|Temperature in farenheit (same as -31C) on Tuesday morning, January 21st.|
Iron Rangers aren't especially tougher, just a different kind of acclimated. When I lived here more than one person told me they couldn't wait for the unbearable 80 degree days to relent...and for ice fishing. But there is justifiable pride in their own brand of hardiness, casual indifference to the Minneapolis climate--the "banana belt"--and respect for anywhere currently colder than home. In time, my new blood began to thicken too, and before long the winter jacket would open up like maple sap in March. The kids didn't know any different. Shortly after we moved to Ohio, a teacher chastised my son for not wearing his coat on a below-freezing winter day. "Why?" he replied. "It's not cold."
But the North Country is not an unyielding, dreary grey in winter. Snowy days are punctuated regularly with crystal clear skies. A sunny, -30 degree day where the ice crystals dance like falling glitter in the still, freeze-dried air is surprisingly comfortable if you're dressed appropriately. I wouldn't trade it for wet and just-above-freezing in New York or Cleveland. But add a stiff, predawn wind, and you won't stay outside for long. I recall driving up to the Hibbing Taconite mine many dark winter mornings and seeing the telltale cloud of steam blowing sideways from the pellet plant, illuminated in the facility lights like the breath of a cold industrial dragon. I'd get out of my car for the 200 yard gauntlet between my normal spot in the lot and the mine's office. The first dozen steps I'd think, "This isn't so bad." A dozen more I'd relent, "It's a little brisk," and walk more determinedly. After a few more strides, I'd begin to run.
And that's the secret to thriving in the North Country winter and not just surviving--movement. Whether by skate, ski or Ski-doo, you have to embrace the environment and live in it.
The weather can be harder on machines than people. The brittling cold stresses some steel to the breaking point. If you don't have a block heater or a reliable battery, it's not always a bad idea to keep the car running through a shopping trip or an entire work shift. Some cars aren't resurrected until spring. But if the back door opens wide in Minnesota during a winter nap, a person tends to wake up immediately.
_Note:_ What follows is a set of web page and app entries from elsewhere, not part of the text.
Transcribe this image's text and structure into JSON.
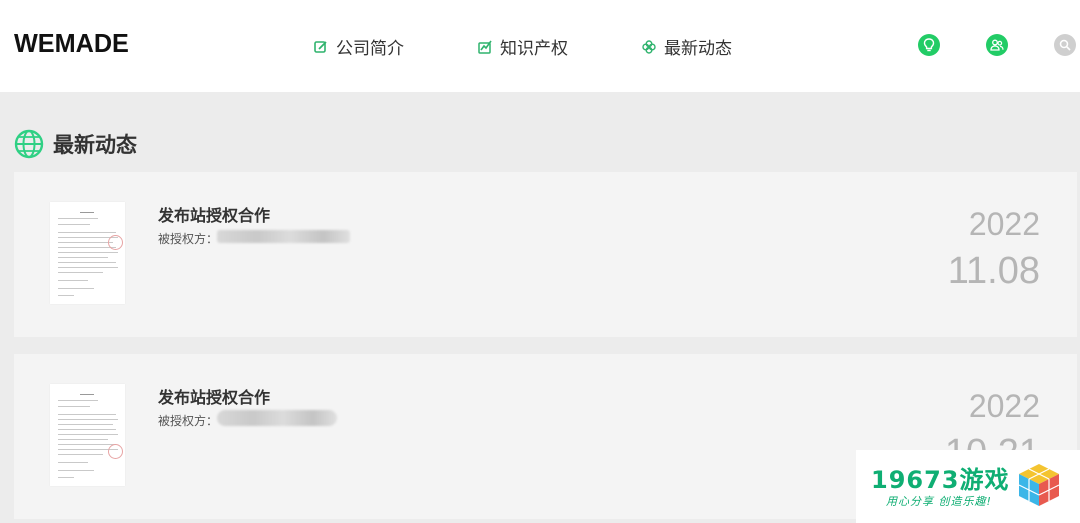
{
  "header": {
    "logo": "WEMADE",
    "nav": [
      {
        "label": "公司简介",
        "icon": "edit-icon"
      },
      {
        "label": "知识产权",
        "icon": "signature-icon"
      },
      {
        "label": "最新动态",
        "icon": "clover-icon"
      }
    ],
    "icons": [
      {
        "name": "lightbulb-icon",
        "color": "#22cc66"
      },
      {
        "name": "users-icon",
        "color": "#22cc66"
      },
      {
        "name": "search-icon",
        "color": "#cccccc"
      }
    ]
  },
  "section": {
    "title": "最新动态",
    "icon": "globe-icon",
    "icon_color": "#2fd084"
  },
  "news": [
    {
      "title": "发布站授权合作",
      "label": "被授权方：",
      "year": "2022",
      "date": "11.08"
    },
    {
      "title": "发布站授权合作",
      "label": "被授权方：",
      "year": "2022",
      "date": "10.21"
    }
  ],
  "watermark": {
    "main": "19673游戏",
    "tagline": "用心分享 创造乐趣!"
  },
  "colors": {
    "accent": "#22cc66",
    "page_bg": "#ececec",
    "card_bg": "#f4f4f4",
    "date_text": "#b5b5b5"
  }
}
This morning it is -24ºF (-31ºC), and I am reliving my past in northeastern Minnesota on business. But, I am no longer used to it. I take a couple deep breaths and feel the shock of fresh cold air burn my nostrils. Time to run.